**YOUR ASSIGNMENT:** Make an exact copy of the entries below with the pictures removed.

Page and application data records:
Segment Open

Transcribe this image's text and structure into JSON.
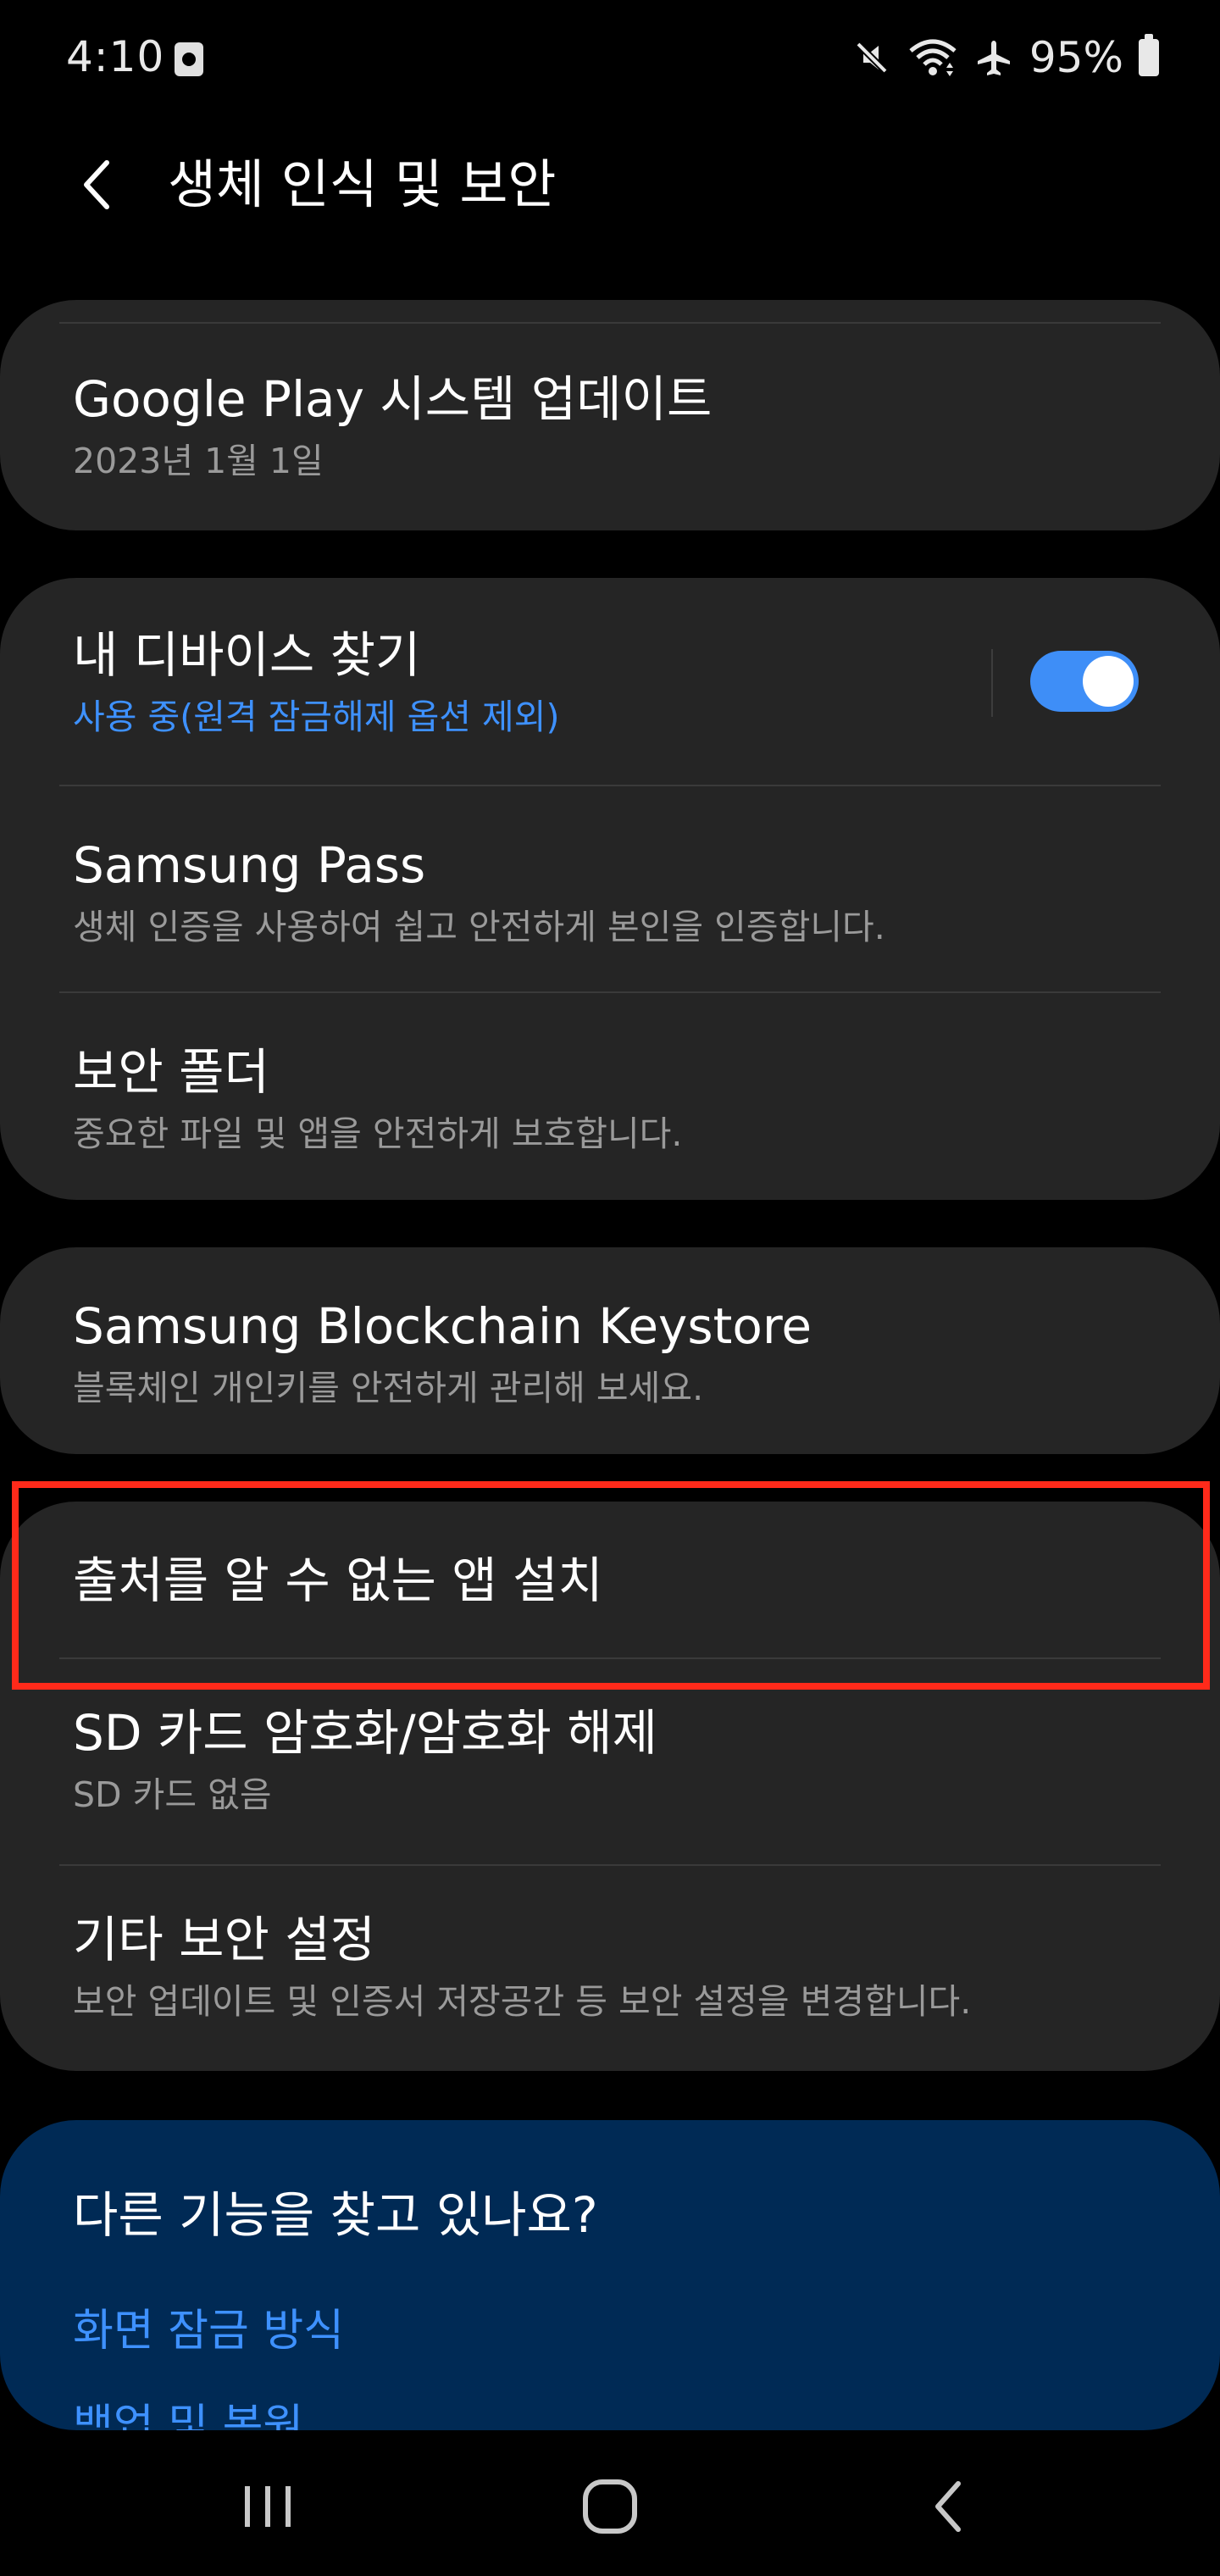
{
  "status_bar": {
    "time": "4:10",
    "battery": "95%",
    "icons": [
      "screen-record-icon",
      "mute-icon",
      "wifi-icon",
      "airplane-icon",
      "battery-icon"
    ]
  },
  "header": {
    "title": "생체 인식 및 보안",
    "back_icon": "back-arrow-icon"
  },
  "cards": {
    "google_play": {
      "title": "Google Play 시스템 업데이트",
      "subtitle": "2023년 1월 1일"
    },
    "find_device": {
      "title": "내 디바이스 찾기",
      "subtitle": "사용 중(원격 잠금해제 옵션 제외)",
      "toggle_on": true,
      "accent_color": "#3e8ef7"
    },
    "samsung_pass": {
      "title": "Samsung Pass",
      "subtitle": "생체 인증을 사용하여 쉽고 안전하게 본인을 인증합니다."
    },
    "secure_folder": {
      "title": "보안 폴더",
      "subtitle": "중요한 파일 및 앱을 안전하게 보호합니다."
    },
    "blockchain": {
      "title": "Samsung Blockchain Keystore",
      "subtitle": "블록체인 개인키를 안전하게 관리해 보세요."
    },
    "unknown_apps": {
      "title": "출처를 알 수 없는 앱 설치"
    },
    "sd_card": {
      "title": "SD 카드 암호화/암호화 해제",
      "subtitle": "SD 카드 없음"
    },
    "other_security": {
      "title": "기타 보안 설정",
      "subtitle": "보안 업데이트 및 인증서 저장공간 등 보안 설정을 변경합니다."
    }
  },
  "suggestions": {
    "title": "다른 기능을 찾고 있나요?",
    "links": [
      "화면 잠금 방식",
      "백업 및 복원"
    ],
    "background_color": "#002a55",
    "link_color": "#3e91ff"
  },
  "highlight_color": "#ff2a1a",
  "nav_bar": {
    "icons": [
      "recent-apps-icon",
      "home-icon",
      "back-icon"
    ]
  }
}
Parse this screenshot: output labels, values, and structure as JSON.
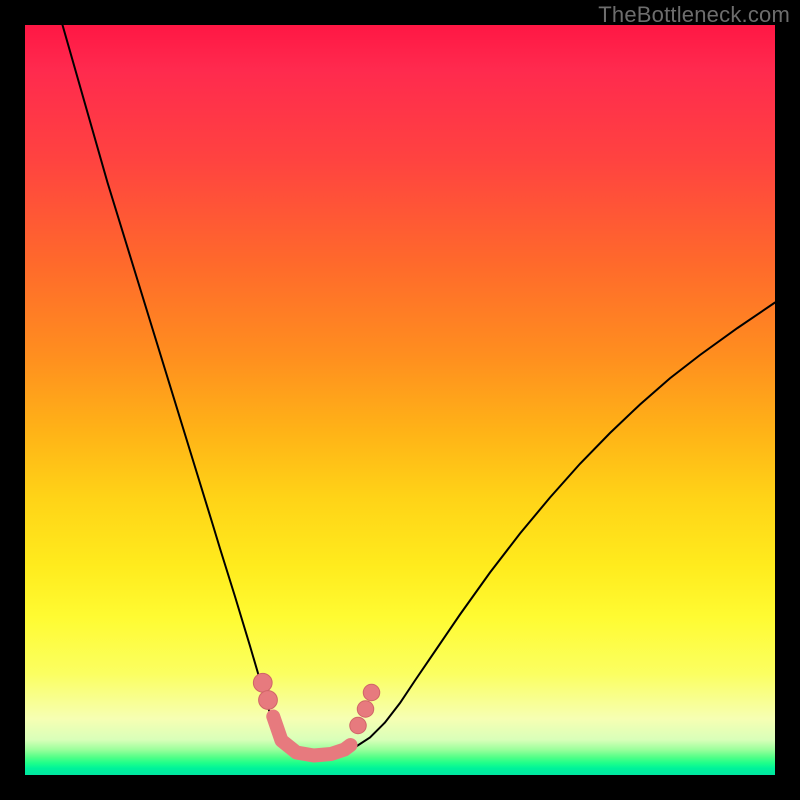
{
  "watermark": {
    "text": "TheBottleneck.com"
  },
  "colors": {
    "frame": "#000000",
    "curve": "#000000",
    "marker_fill": "#e77a7e",
    "marker_stroke": "#d06468"
  },
  "chart_data": {
    "type": "line",
    "title": "",
    "xlabel": "",
    "ylabel": "",
    "xlim": [
      0,
      100
    ],
    "ylim": [
      0,
      100
    ],
    "grid": false,
    "legend": false,
    "annotations": [],
    "series": [
      {
        "name": "left-branch",
        "x": [
          5,
          7,
          9,
          11,
          13,
          15,
          17,
          19,
          21,
          23,
          25,
          26,
          27,
          28,
          29,
          30,
          31,
          32,
          33,
          34,
          35
        ],
        "y": [
          100,
          93,
          86,
          79,
          72.5,
          66,
          59.5,
          53,
          46.5,
          40,
          33.5,
          30.2,
          27,
          23.8,
          20.5,
          17.2,
          13.8,
          10.3,
          7.2,
          4.7,
          3.4
        ]
      },
      {
        "name": "valley-floor",
        "x": [
          35,
          36,
          37,
          38,
          39,
          40,
          41,
          42,
          43,
          44
        ],
        "y": [
          3.4,
          2.9,
          2.6,
          2.45,
          2.4,
          2.45,
          2.6,
          2.85,
          3.2,
          3.7
        ]
      },
      {
        "name": "right-branch",
        "x": [
          44,
          46,
          48,
          50,
          52,
          55,
          58,
          62,
          66,
          70,
          74,
          78,
          82,
          86,
          90,
          95,
          100
        ],
        "y": [
          3.7,
          5.0,
          7.0,
          9.6,
          12.6,
          17.0,
          21.4,
          27.0,
          32.2,
          37.0,
          41.5,
          45.6,
          49.4,
          52.9,
          56.0,
          59.6,
          63.0
        ]
      }
    ],
    "markers": [
      {
        "name": "left-upper",
        "x": 31.7,
        "y": 12.3,
        "r": 1.25
      },
      {
        "name": "left-lower",
        "x": 32.4,
        "y": 10.0,
        "r": 1.25
      },
      {
        "name": "right-top",
        "x": 46.2,
        "y": 11.0,
        "r": 1.1
      },
      {
        "name": "right-mid",
        "x": 45.4,
        "y": 8.8,
        "r": 1.1
      },
      {
        "name": "right-bottom",
        "x": 44.4,
        "y": 6.6,
        "r": 1.1
      }
    ],
    "marker_capsule": {
      "points": [
        {
          "x": 33.1,
          "y": 7.8
        },
        {
          "x": 34.2,
          "y": 4.6
        },
        {
          "x": 36.2,
          "y": 3.0
        },
        {
          "x": 38.5,
          "y": 2.6
        },
        {
          "x": 40.8,
          "y": 2.8
        },
        {
          "x": 42.6,
          "y": 3.4
        },
        {
          "x": 43.4,
          "y": 4.0
        }
      ]
    }
  }
}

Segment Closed

**ANSWER BELOW:**
Transcribe this image's text and structure into JSON.
{
  "status_bar": {
    "time": "4:10",
    "battery": "95%",
    "icons": [
      "screen-record-icon",
      "mute-icon",
      "wifi-icon",
      "airplane-icon",
      "battery-icon"
    ]
  },
  "header": {
    "title": "생체 인식 및 보안",
    "back_icon": "back-arrow-icon"
  },
  "cards": {
    "google_play": {
      "title": "Google Play 시스템 업데이트",
      "subtitle": "2023년 1월 1일"
    },
    "find_device": {
      "title": "내 디바이스 찾기",
      "subtitle": "사용 중(원격 잠금해제 옵션 제외)",
      "toggle_on": true,
      "accent_color": "#3e8ef7"
    },
    "samsung_pass": {
      "title": "Samsung Pass",
      "subtitle": "생체 인증을 사용하여 쉽고 안전하게 본인을 인증합니다."
    },
    "secure_folder": {
      "title": "보안 폴더",
      "subtitle": "중요한 파일 및 앱을 안전하게 보호합니다."
    },
    "blockchain": {
      "title": "Samsung Blockchain Keystore",
      "subtitle": "블록체인 개인키를 안전하게 관리해 보세요."
    },
    "unknown_apps": {
      "title": "출처를 알 수 없는 앱 설치"
    },
    "sd_card": {
      "title": "SD 카드 암호화/암호화 해제",
      "subtitle": "SD 카드 없음"
    },
    "other_security": {
      "title": "기타 보안 설정",
      "subtitle": "보안 업데이트 및 인증서 저장공간 등 보안 설정을 변경합니다."
    }
  },
  "suggestions": {
    "title": "다른 기능을 찾고 있나요?",
    "links": [
      "화면 잠금 방식",
      "백업 및 복원"
    ],
    "background_color": "#002a55",
    "link_color": "#3e91ff"
  },
  "highlight_color": "#ff2a1a",
  "nav_bar": {
    "icons": [
      "recent-apps-icon",
      "home-icon",
      "back-icon"
    ]
  }
}
Parse this screenshot: output labels, values, and structure as JSON.
{
  "watermark": {
    "text": "TheBottleneck.com"
  },
  "colors": {
    "frame": "#000000",
    "curve": "#000000",
    "marker_fill": "#e77a7e",
    "marker_stroke": "#d06468"
  },
  "chart_data": {
    "type": "line",
    "title": "",
    "xlabel": "",
    "ylabel": "",
    "xlim": [
      0,
      100
    ],
    "ylim": [
      0,
      100
    ],
    "grid": false,
    "legend": false,
    "annotations": [],
    "series": [
      {
        "name": "left-branch",
        "x": [
          5,
          7,
          9,
          11,
          13,
          15,
          17,
          19,
          21,
          23,
          25,
          26,
          27,
          28,
          29,
          30,
          31,
          32,
          33,
          34,
          35
        ],
        "y": [
          100,
          93,
          86,
          79,
          72.5,
          66,
          59.5,
          53,
          46.5,
          40,
          33.5,
          30.2,
          27,
          23.8,
          20.5,
          17.2,
          13.8,
          10.3,
          7.2,
          4.7,
          3.4
        ]
      },
      {
        "name": "valley-floor",
        "x": [
          35,
          36,
          37,
          38,
          39,
          40,
          41,
          42,
          43,
          44
        ],
        "y": [
          3.4,
          2.9,
          2.6,
          2.45,
          2.4,
          2.45,
          2.6,
          2.85,
          3.2,
          3.7
        ]
      },
      {
        "name": "right-branch",
        "x": [
          44,
          46,
          48,
          50,
          52,
          55,
          58,
          62,
          66,
          70,
          74,
          78,
          82,
          86,
          90,
          95,
          100
        ],
        "y": [
          3.7,
          5.0,
          7.0,
          9.6,
          12.6,
          17.0,
          21.4,
          27.0,
          32.2,
          37.0,
          41.5,
          45.6,
          49.4,
          52.9,
          56.0,
          59.6,
          63.0
        ]
      }
    ],
    "markers": [
      {
        "name": "left-upper",
        "x": 31.7,
        "y": 12.3,
        "r": 1.25
      },
      {
        "name": "left-lower",
        "x": 32.4,
        "y": 10.0,
        "r": 1.25
      },
      {
        "name": "right-top",
        "x": 46.2,
        "y": 11.0,
        "r": 1.1
      },
      {
        "name": "right-mid",
        "x": 45.4,
        "y": 8.8,
        "r": 1.1
      },
      {
        "name": "right-bottom",
        "x": 44.4,
        "y": 6.6,
        "r": 1.1
      }
    ],
    "marker_capsule": {
      "points": [
        {
          "x": 33.1,
          "y": 7.8
        },
        {
          "x": 34.2,
          "y": 4.6
        },
        {
          "x": 36.2,
          "y": 3.0
        },
        {
          "x": 38.5,
          "y": 2.6
        },
        {
          "x": 40.8,
          "y": 2.8
        },
        {
          "x": 42.6,
          "y": 3.4
        },
        {
          "x": 43.4,
          "y": 4.0
        }
      ]
    }
  }
}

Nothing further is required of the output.